- LISTED ENTRIES -
■ ■ ■ ■

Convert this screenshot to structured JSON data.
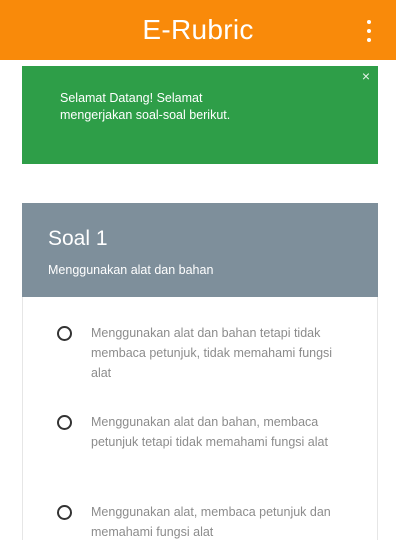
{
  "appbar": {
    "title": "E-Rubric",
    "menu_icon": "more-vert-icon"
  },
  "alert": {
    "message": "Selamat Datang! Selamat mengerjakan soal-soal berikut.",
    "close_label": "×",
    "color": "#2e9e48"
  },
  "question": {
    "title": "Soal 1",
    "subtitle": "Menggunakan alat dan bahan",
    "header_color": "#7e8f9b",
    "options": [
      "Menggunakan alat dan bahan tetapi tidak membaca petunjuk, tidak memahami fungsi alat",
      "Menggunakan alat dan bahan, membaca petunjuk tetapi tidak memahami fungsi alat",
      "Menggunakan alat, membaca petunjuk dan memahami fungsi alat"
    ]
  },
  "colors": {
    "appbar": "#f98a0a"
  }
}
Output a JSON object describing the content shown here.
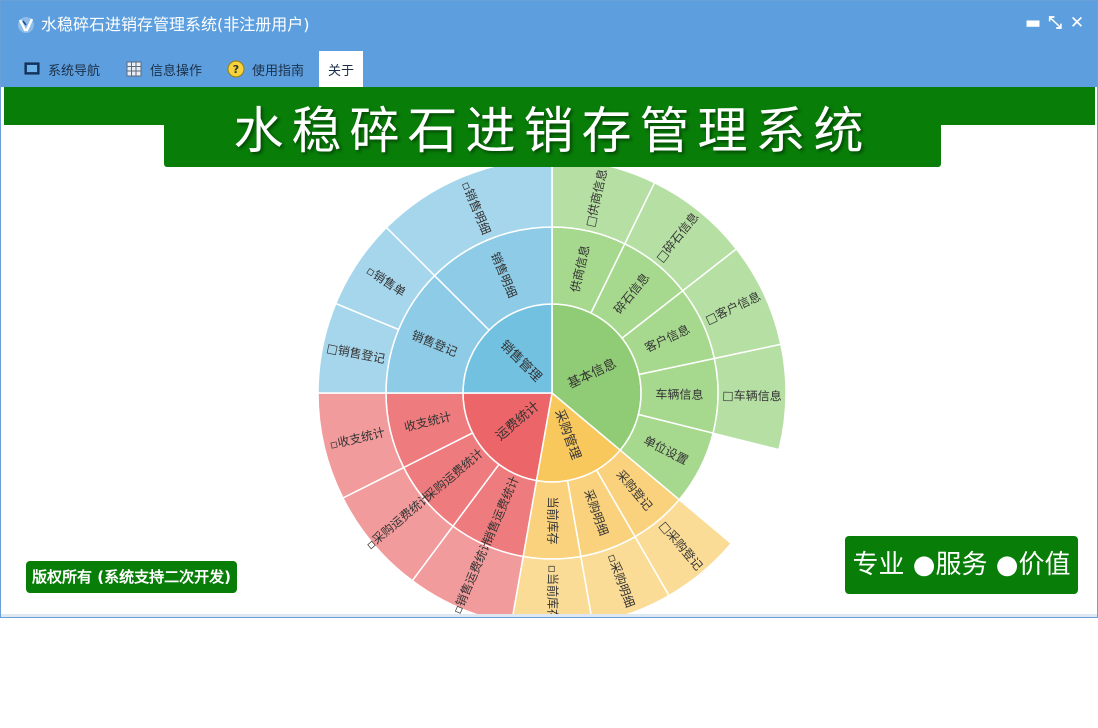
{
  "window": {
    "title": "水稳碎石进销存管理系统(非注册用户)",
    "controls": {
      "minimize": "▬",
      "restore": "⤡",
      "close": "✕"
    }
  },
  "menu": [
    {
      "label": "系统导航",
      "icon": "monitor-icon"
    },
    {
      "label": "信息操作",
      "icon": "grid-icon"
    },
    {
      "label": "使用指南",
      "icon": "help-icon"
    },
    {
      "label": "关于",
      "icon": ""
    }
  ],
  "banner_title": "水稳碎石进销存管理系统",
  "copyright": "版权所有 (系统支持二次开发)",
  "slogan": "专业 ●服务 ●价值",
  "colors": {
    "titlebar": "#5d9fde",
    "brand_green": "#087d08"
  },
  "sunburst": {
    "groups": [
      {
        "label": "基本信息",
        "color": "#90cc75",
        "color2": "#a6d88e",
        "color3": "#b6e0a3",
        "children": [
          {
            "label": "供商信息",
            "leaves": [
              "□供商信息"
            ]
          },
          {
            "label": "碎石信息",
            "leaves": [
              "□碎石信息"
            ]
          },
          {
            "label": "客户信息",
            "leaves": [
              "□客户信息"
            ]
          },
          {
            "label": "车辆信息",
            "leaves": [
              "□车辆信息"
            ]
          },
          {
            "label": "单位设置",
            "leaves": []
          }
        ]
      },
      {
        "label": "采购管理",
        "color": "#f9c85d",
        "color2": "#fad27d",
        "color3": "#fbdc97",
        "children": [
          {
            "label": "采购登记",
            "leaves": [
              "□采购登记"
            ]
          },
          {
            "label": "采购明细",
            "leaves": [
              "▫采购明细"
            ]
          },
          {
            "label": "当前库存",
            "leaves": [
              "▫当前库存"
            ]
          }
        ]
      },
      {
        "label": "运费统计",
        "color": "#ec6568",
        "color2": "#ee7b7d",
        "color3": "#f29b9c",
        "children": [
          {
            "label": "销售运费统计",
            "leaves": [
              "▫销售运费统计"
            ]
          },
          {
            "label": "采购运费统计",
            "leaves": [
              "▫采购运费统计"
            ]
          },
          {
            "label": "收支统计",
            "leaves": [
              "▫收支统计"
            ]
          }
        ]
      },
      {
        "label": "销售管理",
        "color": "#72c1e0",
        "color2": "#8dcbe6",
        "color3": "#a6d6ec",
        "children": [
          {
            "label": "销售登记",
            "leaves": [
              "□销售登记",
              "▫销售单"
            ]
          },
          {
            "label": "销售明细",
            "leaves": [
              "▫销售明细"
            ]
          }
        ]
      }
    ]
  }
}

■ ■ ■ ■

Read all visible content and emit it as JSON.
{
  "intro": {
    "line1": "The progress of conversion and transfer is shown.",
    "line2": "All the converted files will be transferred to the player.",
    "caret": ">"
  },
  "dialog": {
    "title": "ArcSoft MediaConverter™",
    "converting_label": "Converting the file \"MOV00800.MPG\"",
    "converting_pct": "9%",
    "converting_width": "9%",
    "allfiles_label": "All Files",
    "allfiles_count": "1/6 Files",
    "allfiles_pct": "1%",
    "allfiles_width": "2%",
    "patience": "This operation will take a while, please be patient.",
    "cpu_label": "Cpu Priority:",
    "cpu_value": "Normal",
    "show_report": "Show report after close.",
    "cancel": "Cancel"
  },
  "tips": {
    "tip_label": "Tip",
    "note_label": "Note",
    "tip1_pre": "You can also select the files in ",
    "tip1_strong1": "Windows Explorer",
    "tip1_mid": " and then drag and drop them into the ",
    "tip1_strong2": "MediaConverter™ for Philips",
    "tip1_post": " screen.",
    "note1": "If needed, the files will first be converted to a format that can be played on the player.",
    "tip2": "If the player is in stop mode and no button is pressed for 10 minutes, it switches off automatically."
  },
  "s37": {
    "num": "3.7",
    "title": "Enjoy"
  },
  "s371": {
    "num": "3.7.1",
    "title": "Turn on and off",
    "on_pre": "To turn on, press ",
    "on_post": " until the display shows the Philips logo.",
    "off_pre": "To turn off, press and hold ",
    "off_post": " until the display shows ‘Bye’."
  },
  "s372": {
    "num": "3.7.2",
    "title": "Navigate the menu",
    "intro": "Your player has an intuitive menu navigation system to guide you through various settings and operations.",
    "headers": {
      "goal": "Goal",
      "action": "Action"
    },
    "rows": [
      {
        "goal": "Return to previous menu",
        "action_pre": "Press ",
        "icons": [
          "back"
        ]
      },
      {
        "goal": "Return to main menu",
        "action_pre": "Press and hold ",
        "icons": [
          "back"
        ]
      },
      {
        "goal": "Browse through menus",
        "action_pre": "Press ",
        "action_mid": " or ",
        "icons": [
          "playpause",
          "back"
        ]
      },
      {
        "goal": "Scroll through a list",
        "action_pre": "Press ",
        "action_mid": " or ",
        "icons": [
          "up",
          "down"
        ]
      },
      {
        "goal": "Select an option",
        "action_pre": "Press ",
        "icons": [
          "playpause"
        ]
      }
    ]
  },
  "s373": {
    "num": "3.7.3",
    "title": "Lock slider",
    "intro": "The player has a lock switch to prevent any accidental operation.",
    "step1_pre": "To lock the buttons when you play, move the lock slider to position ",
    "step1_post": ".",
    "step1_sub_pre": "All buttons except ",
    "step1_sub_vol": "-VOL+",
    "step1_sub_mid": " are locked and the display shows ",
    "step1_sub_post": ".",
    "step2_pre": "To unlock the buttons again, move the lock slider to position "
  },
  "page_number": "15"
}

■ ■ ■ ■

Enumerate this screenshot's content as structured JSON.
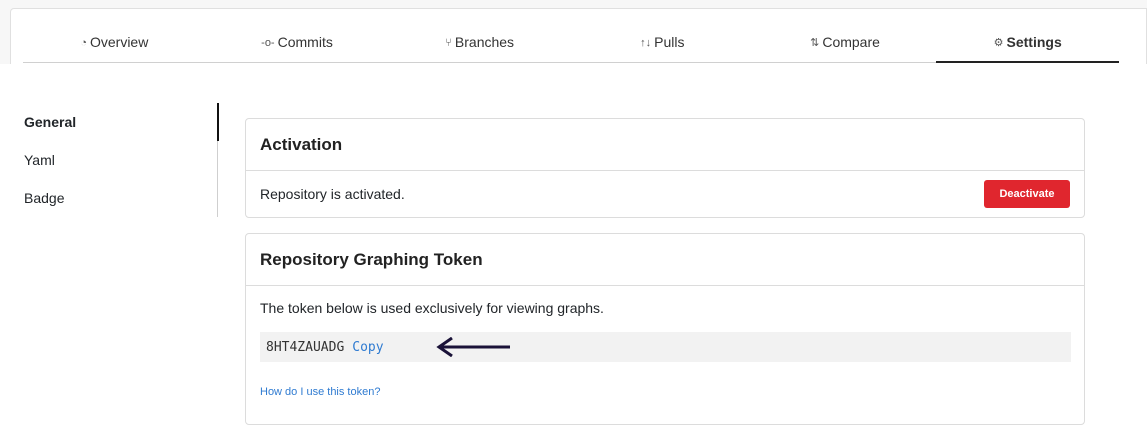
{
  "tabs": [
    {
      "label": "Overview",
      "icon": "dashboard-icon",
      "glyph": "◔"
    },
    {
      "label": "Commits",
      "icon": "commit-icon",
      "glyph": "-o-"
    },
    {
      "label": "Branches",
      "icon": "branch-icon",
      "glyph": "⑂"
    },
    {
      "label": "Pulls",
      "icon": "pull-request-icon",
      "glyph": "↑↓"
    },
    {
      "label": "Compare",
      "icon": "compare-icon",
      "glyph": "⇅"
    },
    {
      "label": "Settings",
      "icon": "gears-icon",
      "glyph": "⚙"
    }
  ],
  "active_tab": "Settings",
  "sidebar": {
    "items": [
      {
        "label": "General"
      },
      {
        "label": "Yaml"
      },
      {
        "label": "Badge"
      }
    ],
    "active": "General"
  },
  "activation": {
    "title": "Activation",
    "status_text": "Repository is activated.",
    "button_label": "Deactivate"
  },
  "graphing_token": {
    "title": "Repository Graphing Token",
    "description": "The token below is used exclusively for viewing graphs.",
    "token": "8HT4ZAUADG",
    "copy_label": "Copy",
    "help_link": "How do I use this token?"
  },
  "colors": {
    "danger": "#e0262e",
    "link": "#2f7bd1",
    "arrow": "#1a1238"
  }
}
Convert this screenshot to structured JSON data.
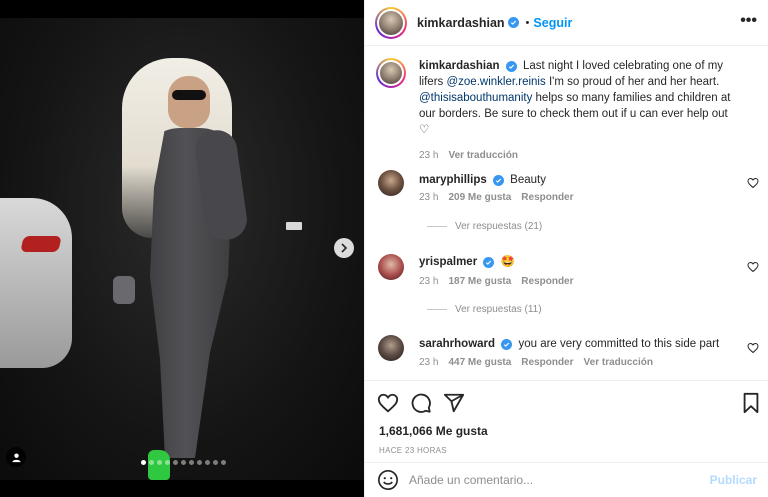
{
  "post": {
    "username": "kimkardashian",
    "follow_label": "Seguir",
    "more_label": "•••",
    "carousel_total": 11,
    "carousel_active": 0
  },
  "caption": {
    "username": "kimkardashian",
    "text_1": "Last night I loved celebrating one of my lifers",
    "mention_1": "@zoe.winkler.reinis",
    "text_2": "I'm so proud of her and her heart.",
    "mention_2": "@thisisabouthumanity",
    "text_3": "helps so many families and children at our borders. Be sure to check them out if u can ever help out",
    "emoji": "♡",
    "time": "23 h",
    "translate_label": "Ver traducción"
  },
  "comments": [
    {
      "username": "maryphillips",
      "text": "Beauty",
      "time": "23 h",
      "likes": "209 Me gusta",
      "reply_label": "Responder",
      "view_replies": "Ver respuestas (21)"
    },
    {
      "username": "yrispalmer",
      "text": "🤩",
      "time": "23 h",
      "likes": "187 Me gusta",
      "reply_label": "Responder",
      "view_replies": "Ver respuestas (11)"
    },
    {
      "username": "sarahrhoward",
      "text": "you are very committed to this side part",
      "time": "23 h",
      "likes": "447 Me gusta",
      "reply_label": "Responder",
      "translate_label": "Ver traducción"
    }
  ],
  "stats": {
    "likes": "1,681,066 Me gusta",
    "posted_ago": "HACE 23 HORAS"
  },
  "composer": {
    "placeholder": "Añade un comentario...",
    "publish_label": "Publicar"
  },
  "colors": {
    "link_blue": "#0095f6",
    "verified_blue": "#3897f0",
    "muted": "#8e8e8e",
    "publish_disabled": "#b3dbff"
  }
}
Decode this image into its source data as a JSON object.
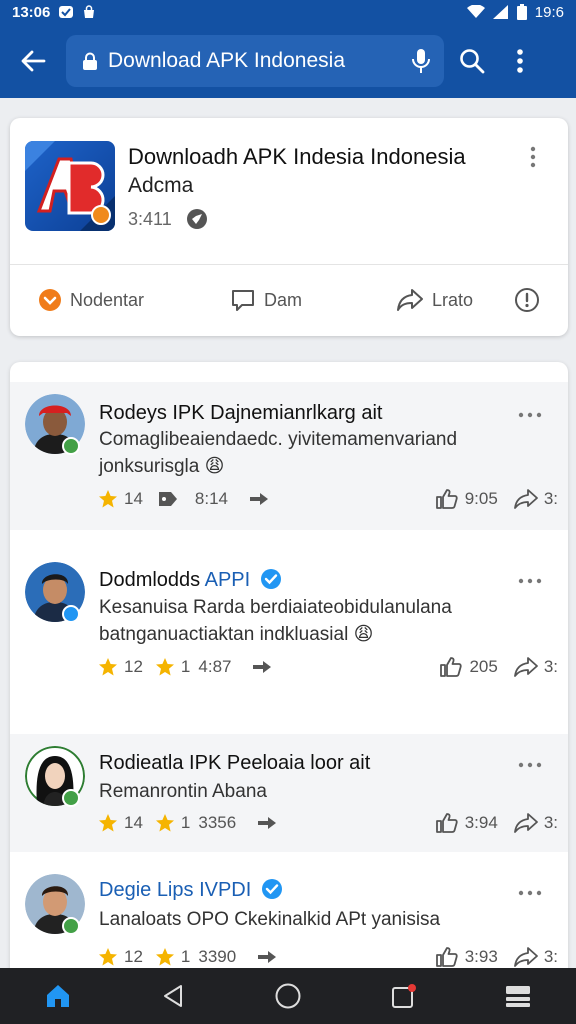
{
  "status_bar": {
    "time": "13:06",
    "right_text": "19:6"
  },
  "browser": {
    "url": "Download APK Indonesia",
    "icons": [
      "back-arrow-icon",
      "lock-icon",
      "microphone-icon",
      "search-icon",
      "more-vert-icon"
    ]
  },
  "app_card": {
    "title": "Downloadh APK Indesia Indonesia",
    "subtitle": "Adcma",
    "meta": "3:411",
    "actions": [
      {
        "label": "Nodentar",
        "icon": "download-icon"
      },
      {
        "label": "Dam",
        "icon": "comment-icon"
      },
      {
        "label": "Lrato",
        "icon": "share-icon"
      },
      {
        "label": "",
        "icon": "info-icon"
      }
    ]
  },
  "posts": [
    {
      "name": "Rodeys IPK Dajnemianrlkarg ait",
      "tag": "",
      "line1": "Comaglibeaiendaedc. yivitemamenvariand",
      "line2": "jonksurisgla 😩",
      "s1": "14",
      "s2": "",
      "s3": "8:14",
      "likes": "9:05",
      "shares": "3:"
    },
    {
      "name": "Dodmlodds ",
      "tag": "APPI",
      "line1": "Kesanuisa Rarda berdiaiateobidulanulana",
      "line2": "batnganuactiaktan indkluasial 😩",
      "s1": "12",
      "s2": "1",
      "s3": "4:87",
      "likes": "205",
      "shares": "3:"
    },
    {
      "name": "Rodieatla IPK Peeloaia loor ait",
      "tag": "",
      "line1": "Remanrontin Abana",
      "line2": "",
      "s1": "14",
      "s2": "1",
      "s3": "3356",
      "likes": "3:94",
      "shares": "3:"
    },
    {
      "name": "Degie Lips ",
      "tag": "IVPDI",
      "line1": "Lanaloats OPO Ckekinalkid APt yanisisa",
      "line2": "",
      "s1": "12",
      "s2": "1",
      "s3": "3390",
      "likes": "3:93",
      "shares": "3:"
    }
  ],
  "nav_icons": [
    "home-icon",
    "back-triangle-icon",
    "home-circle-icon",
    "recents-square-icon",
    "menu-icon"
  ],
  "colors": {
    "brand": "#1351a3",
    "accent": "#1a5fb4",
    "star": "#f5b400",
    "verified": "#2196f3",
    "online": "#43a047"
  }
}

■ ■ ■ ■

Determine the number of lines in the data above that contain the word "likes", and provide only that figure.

- WRITTEN RESPONSE -
8